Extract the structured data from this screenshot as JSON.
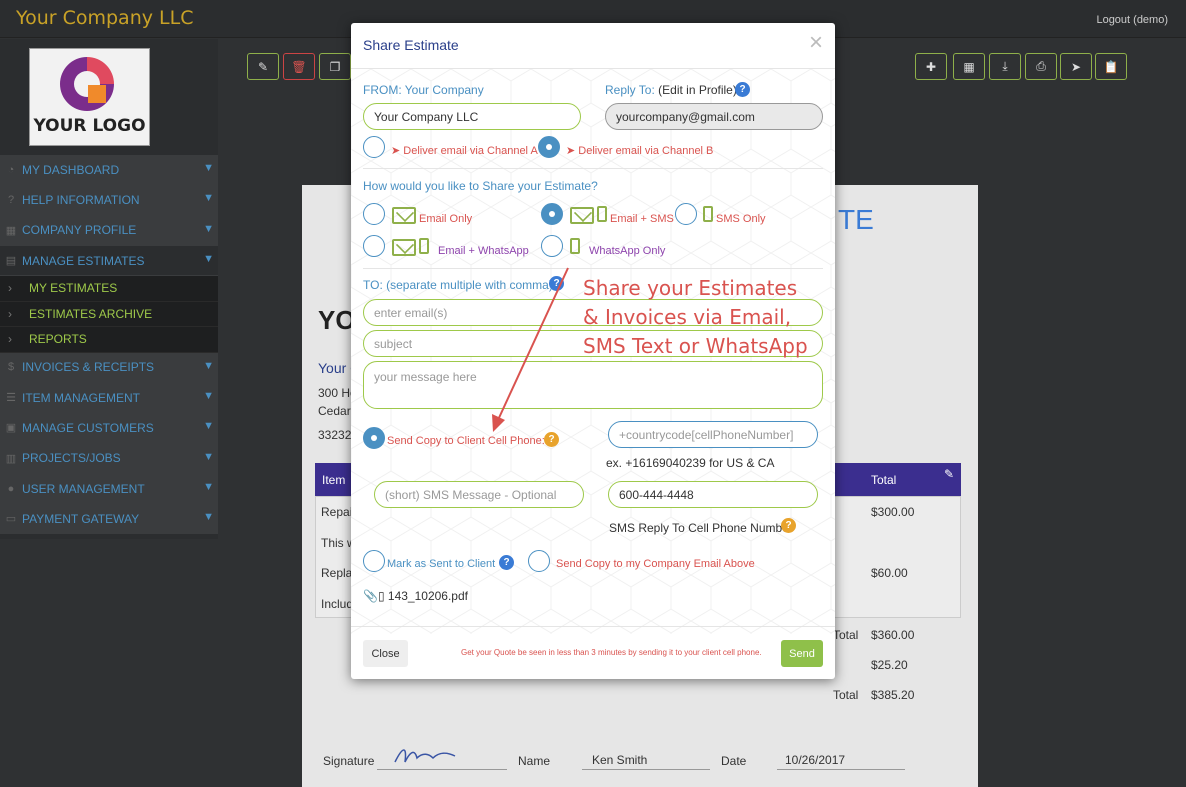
{
  "app": {
    "company": "Your Company LLC",
    "logout": "Logout (demo)",
    "logo_text": "YOUR LOGO"
  },
  "sidebar": {
    "items": [
      {
        "label": "MY DASHBOARD"
      },
      {
        "label": "HELP INFORMATION"
      },
      {
        "label": "COMPANY PROFILE"
      },
      {
        "label": "MANAGE ESTIMATES"
      }
    ],
    "subitems": [
      {
        "label": "MY ESTIMATES"
      },
      {
        "label": "ESTIMATES ARCHIVE"
      },
      {
        "label": "REPORTS"
      }
    ],
    "items2": [
      {
        "label": "INVOICES & RECEIPTS"
      },
      {
        "label": "ITEM MANAGEMENT"
      },
      {
        "label": "MANAGE CUSTOMERS"
      },
      {
        "label": "PROJECTS/JOBS"
      },
      {
        "label": "USER MANAGEMENT"
      },
      {
        "label": "PAYMENT GATEWAY"
      }
    ]
  },
  "document": {
    "title_fragment": "TE",
    "logo_fragment": "YO",
    "company_fragment": "Your C",
    "address1": "300 Ho",
    "address2": "Cedar I",
    "zip": "33232",
    "col_item": "Item",
    "col_total": "Total",
    "row1_item": "Repai",
    "row1_total": "$300.00",
    "row2_item": "This w",
    "row3_item": "Replac",
    "row3_total": "$60.00",
    "row4_item": "Includ",
    "subtotal_label": "Total",
    "subtotal_value": "$360.00",
    "tax_value": "$25.20",
    "grand_label": "Total",
    "grand_value": "$385.20",
    "signature_label": "Signature",
    "name_label": "Name",
    "name_value": "Ken Smith",
    "date_label": "Date",
    "date_value": "10/26/2017"
  },
  "modal": {
    "title": "Share Estimate",
    "close_glyph": "×",
    "from_label": "FROM: Your Company",
    "from_value": "Your Company LLC",
    "reply_label": "Reply To:",
    "reply_note": "(Edit in Profile)",
    "reply_value": "yourcompany@gmail.com",
    "channel_a": "Deliver email via Channel A",
    "channel_b": "Deliver email via Channel B",
    "share_question": "How would you like to Share your Estimate?",
    "opt_email_only": "Email Only",
    "opt_email_sms": "Email + SMS",
    "opt_sms_only": "SMS Only",
    "opt_email_whatsapp": "Email + WhatsApp",
    "opt_whatsapp_only": "WhatsApp Only",
    "to_label": "TO: (separate multiple with comma)",
    "email_placeholder": "enter email(s)",
    "subject_placeholder": "subject",
    "message_placeholder": "your message here",
    "send_copy_phone": "Send Copy to Client Cell Phone:",
    "phone_placeholder": "+countrycode[cellPhoneNumber]",
    "phone_example": "ex. +16169040239 for US & CA",
    "sms_placeholder": "(short) SMS Message - Optional",
    "reply_phone": "600-444-4448",
    "sms_reply_label": "SMS Reply To Cell Phone Number",
    "mark_sent": "Mark as Sent to Client",
    "send_copy_company": "Send Copy to my Company Email Above",
    "attachment": "143_10206.pdf",
    "close_button": "Close",
    "footer_note": "Get your Quote be seen in less than 3 minutes by sending it to your client cell phone.",
    "send_button": "Send"
  },
  "annotation": {
    "line1": "Share  your Estimates",
    "line2": "& Invoices via Email,",
    "line3": "SMS Text or WhatsApp"
  },
  "colors": {
    "accent_blue": "#4a90c2",
    "accent_green": "#8fb04a",
    "accent_red": "#d9534f",
    "brand_gold": "#c9a227",
    "table_header": "#3b2e8f"
  }
}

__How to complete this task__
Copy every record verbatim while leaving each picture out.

__Solution to the problem__
Extract the structured data from this screenshot as JSON.
{
  "app": {
    "company": "Your Company LLC",
    "logout": "Logout (demo)",
    "logo_text": "YOUR LOGO"
  },
  "sidebar": {
    "items": [
      {
        "label": "MY DASHBOARD"
      },
      {
        "label": "HELP INFORMATION"
      },
      {
        "label": "COMPANY PROFILE"
      },
      {
        "label": "MANAGE ESTIMATES"
      }
    ],
    "subitems": [
      {
        "label": "MY ESTIMATES"
      },
      {
        "label": "ESTIMATES ARCHIVE"
      },
      {
        "label": "REPORTS"
      }
    ],
    "items2": [
      {
        "label": "INVOICES & RECEIPTS"
      },
      {
        "label": "ITEM MANAGEMENT"
      },
      {
        "label": "MANAGE CUSTOMERS"
      },
      {
        "label": "PROJECTS/JOBS"
      },
      {
        "label": "USER MANAGEMENT"
      },
      {
        "label": "PAYMENT GATEWAY"
      }
    ]
  },
  "document": {
    "title_fragment": "TE",
    "logo_fragment": "YO",
    "company_fragment": "Your C",
    "address1": "300 Ho",
    "address2": "Cedar I",
    "zip": "33232",
    "col_item": "Item",
    "col_total": "Total",
    "row1_item": "Repai",
    "row1_total": "$300.00",
    "row2_item": "This w",
    "row3_item": "Replac",
    "row3_total": "$60.00",
    "row4_item": "Includ",
    "subtotal_label": "Total",
    "subtotal_value": "$360.00",
    "tax_value": "$25.20",
    "grand_label": "Total",
    "grand_value": "$385.20",
    "signature_label": "Signature",
    "name_label": "Name",
    "name_value": "Ken Smith",
    "date_label": "Date",
    "date_value": "10/26/2017"
  },
  "modal": {
    "title": "Share Estimate",
    "close_glyph": "×",
    "from_label": "FROM: Your Company",
    "from_value": "Your Company LLC",
    "reply_label": "Reply To:",
    "reply_note": "(Edit in Profile)",
    "reply_value": "yourcompany@gmail.com",
    "channel_a": "Deliver email via Channel A",
    "channel_b": "Deliver email via Channel B",
    "share_question": "How would you like to Share your Estimate?",
    "opt_email_only": "Email Only",
    "opt_email_sms": "Email + SMS",
    "opt_sms_only": "SMS Only",
    "opt_email_whatsapp": "Email + WhatsApp",
    "opt_whatsapp_only": "WhatsApp Only",
    "to_label": "TO: (separate multiple with comma)",
    "email_placeholder": "enter email(s)",
    "subject_placeholder": "subject",
    "message_placeholder": "your message here",
    "send_copy_phone": "Send Copy to Client Cell Phone:",
    "phone_placeholder": "+countrycode[cellPhoneNumber]",
    "phone_example": "ex. +16169040239 for US & CA",
    "sms_placeholder": "(short) SMS Message - Optional",
    "reply_phone": "600-444-4448",
    "sms_reply_label": "SMS Reply To Cell Phone Number",
    "mark_sent": "Mark as Sent to Client",
    "send_copy_company": "Send Copy to my Company Email Above",
    "attachment": "143_10206.pdf",
    "close_button": "Close",
    "footer_note": "Get your Quote be seen in less than 3 minutes by sending it to your client cell phone.",
    "send_button": "Send"
  },
  "annotation": {
    "line1": "Share  your Estimates",
    "line2": "& Invoices via Email,",
    "line3": "SMS Text or WhatsApp"
  },
  "colors": {
    "accent_blue": "#4a90c2",
    "accent_green": "#8fb04a",
    "accent_red": "#d9534f",
    "brand_gold": "#c9a227",
    "table_header": "#3b2e8f"
  }
}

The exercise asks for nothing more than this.